Future generations need to be taught by capable and committed teachers.
On 3 January 2019 Angie Motshekga, Minister of Basic Education, announced the results of the 2018 National Senior Certificate (NSC) examination. While the reported results may appear promising at first glance, Nic Spaull, Education Analyst, remarked that Motshekga neglected to account for the unacceptably high dropout rate among pupils. Considering that 489,800 pupils who started Grade 1 in 2007 dropped out before reaching Grade 12, the results of the 2018 NSC examination reiterate concerns that have been raised about the quality of education offered in South Africa.
In response to mounting political and economic pressure to overhaul the South African education system, policymakers have introduced a number of education reforms. Education reforms are typically modelled in accordance with top performing education systems from across the globe, such as Finland, Japan and Singapore.
While policymakers can use top-performing education systems as a backdrop to gain a better understanding of the challenges associated with the South African education system, they should be wary of trying to replicate other countries’ secret to success. Policymakers should recognise the differences that exist between South Africa and other countries in order to accurately discern which solutions they can borrow. The arbitrary transfer of existing solutions will write the next chapter to the already exhausting list of failed education reforms.
The majority of top-performing education systems consider teacher effectiveness as one of the most prominent predictors of teaching and learning outcomes. Accordingly, in their search for a sustainable solution to address concerns about the quality of education offered in South Africa, policymakers have begun to turn their eyes to teachers.
While teachers undoubtedly play a critical role in enhancing teaching and learning outcomes, they cannot be expected to overhaul the South African education system by themselves. Other stakeholders, such as tertiary institutions that offer Initial Teacher Education (ITE) and Post-Graduate Diploma in Education (PGDE) programmes, must implement measures to bolster the effectiveness of the future teaching force. Based on the results of my doctoral research and a review of relevant literature, I propose that the admission criteria for teacher education programmes represent such a measure.
In response to the ever-increasing demand for teachers in South Africa, Tertiary institutions have adopted demand-driven admission criteria for teacher education programmes, whether it be ITE or PGDE programmes, that is far less stringent compared to those of other degree programmes. It should, therefore, come as no surprise that teaching has become a “stopgap” or “last resort” occupation for many. Tertiary institutions must adopt rigorous admission criteria for teacher education programmes in order to reverse this trend.

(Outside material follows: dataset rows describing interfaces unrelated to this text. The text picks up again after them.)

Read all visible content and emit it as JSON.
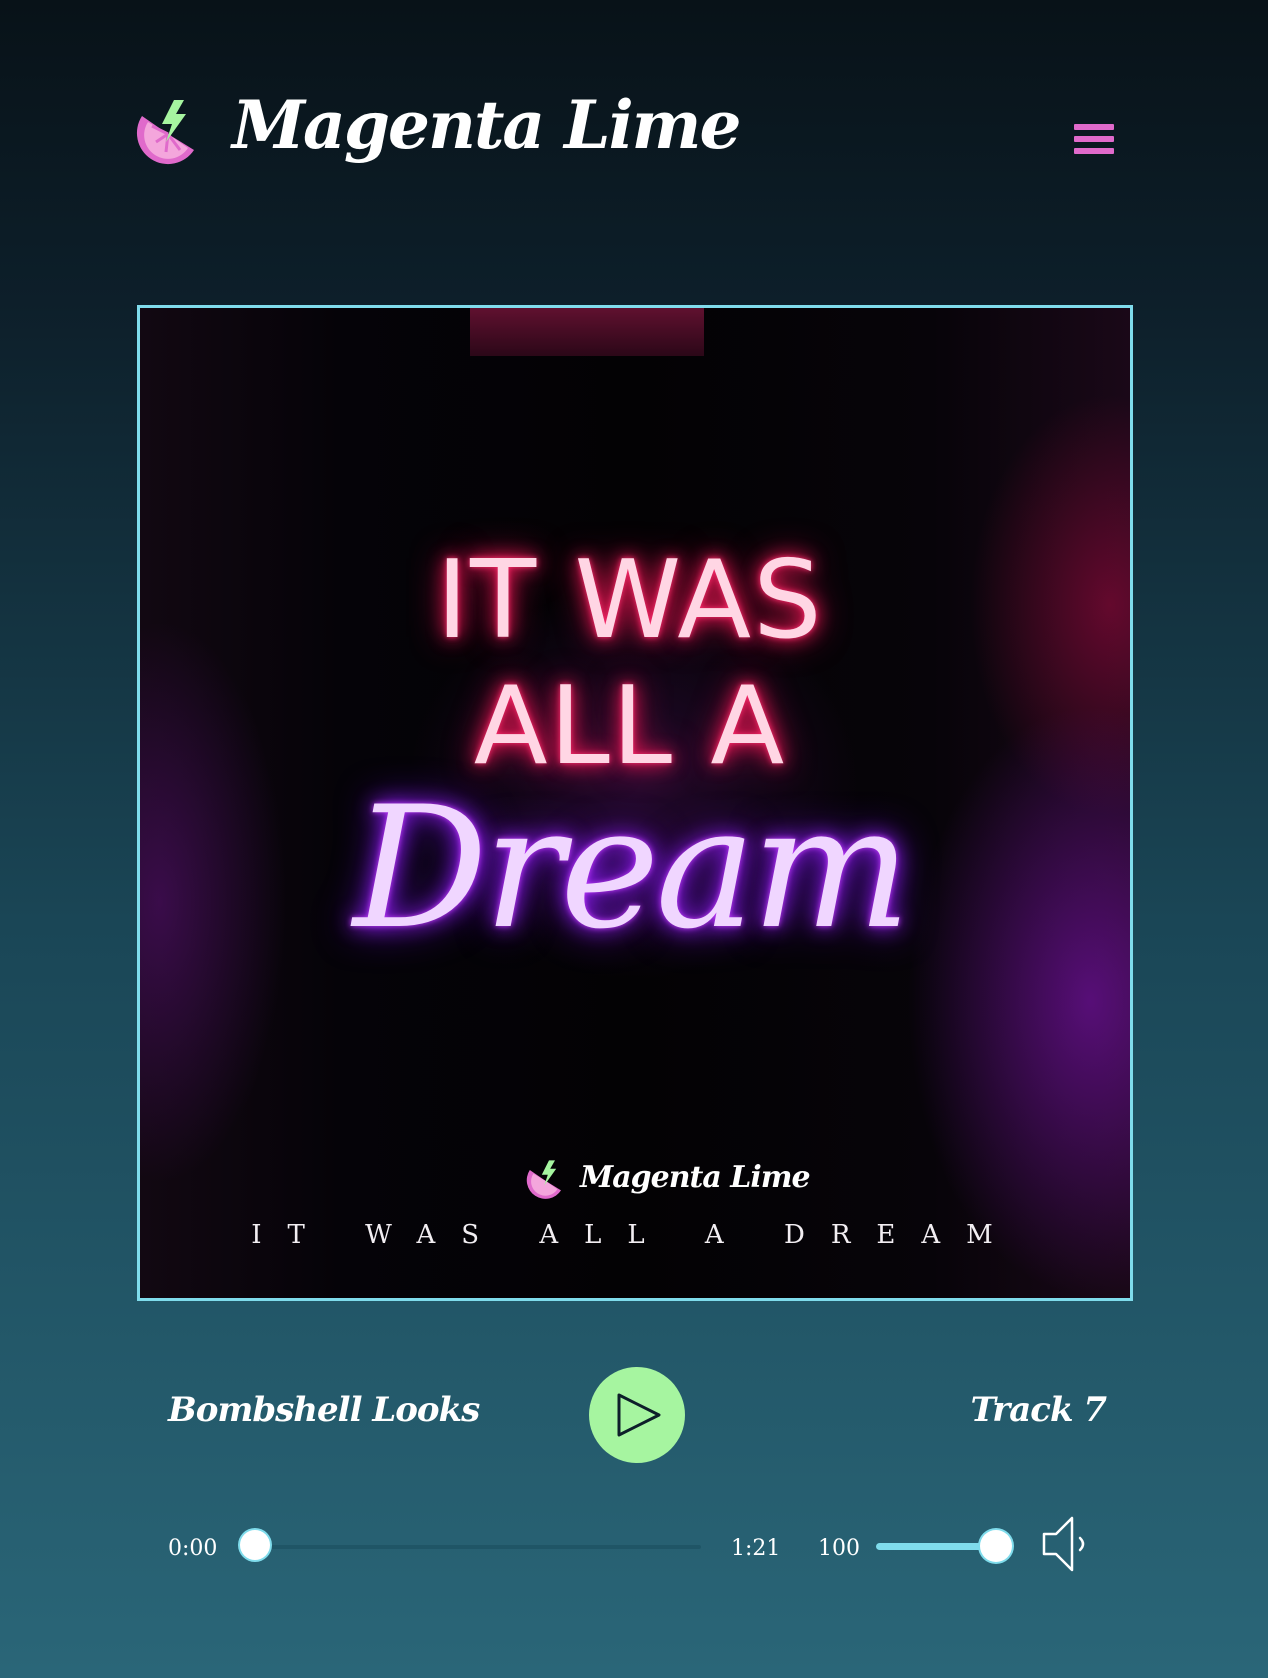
{
  "header": {
    "brand_name": "Magenta Lime",
    "logo_icon": "lime-slice-lightning-icon",
    "menu_icon": "hamburger-menu-icon"
  },
  "album": {
    "neon_line1": "IT WAS",
    "neon_line2": "ALL A",
    "neon_line3": "Dream",
    "brand_name": "Magenta Lime",
    "caption": "IT WAS ALL A DREAM"
  },
  "player": {
    "track_title": "Bombshell Looks",
    "track_number": "Track 7",
    "play_icon": "play-icon",
    "current_time": "0:00",
    "duration": "1:21",
    "progress": 0.0,
    "volume": "100",
    "volume_level": 1.0,
    "speaker_icon": "speaker-icon"
  },
  "colors": {
    "accent_magenta": "#e06acb",
    "accent_cyan": "#7fdcec",
    "accent_lime": "#a6f5a0",
    "background_top": "#081218",
    "background_bottom": "#2a6678"
  }
}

While academic performance may not accurately predict students’ future proficiency in teaching, it matters. Academic performance offers an indication of the extent to which students are prepared for the rigour of tertiary education. Therefore, tertiary institutions should set higher standards for academic performance.
With that said, apart from academic performance, another admission criterion should also be taken into account. As an example, it is necessary to evaluate students’ motivation to pursue a career in teaching as research has demonstrated that career motivation is associated with both employee and organisational outcomes. This will help to attract students who are eager to mould the youth.
Policy makers may argue that the quality of teachers graduating from tertiary institutions is more important than the admission criteria for teacher education programmes. However, to ensure that future generations are taught by capable and committed teachers, I propose that tertiary institutions must revisit the admission criteria for teacher education programmes. DM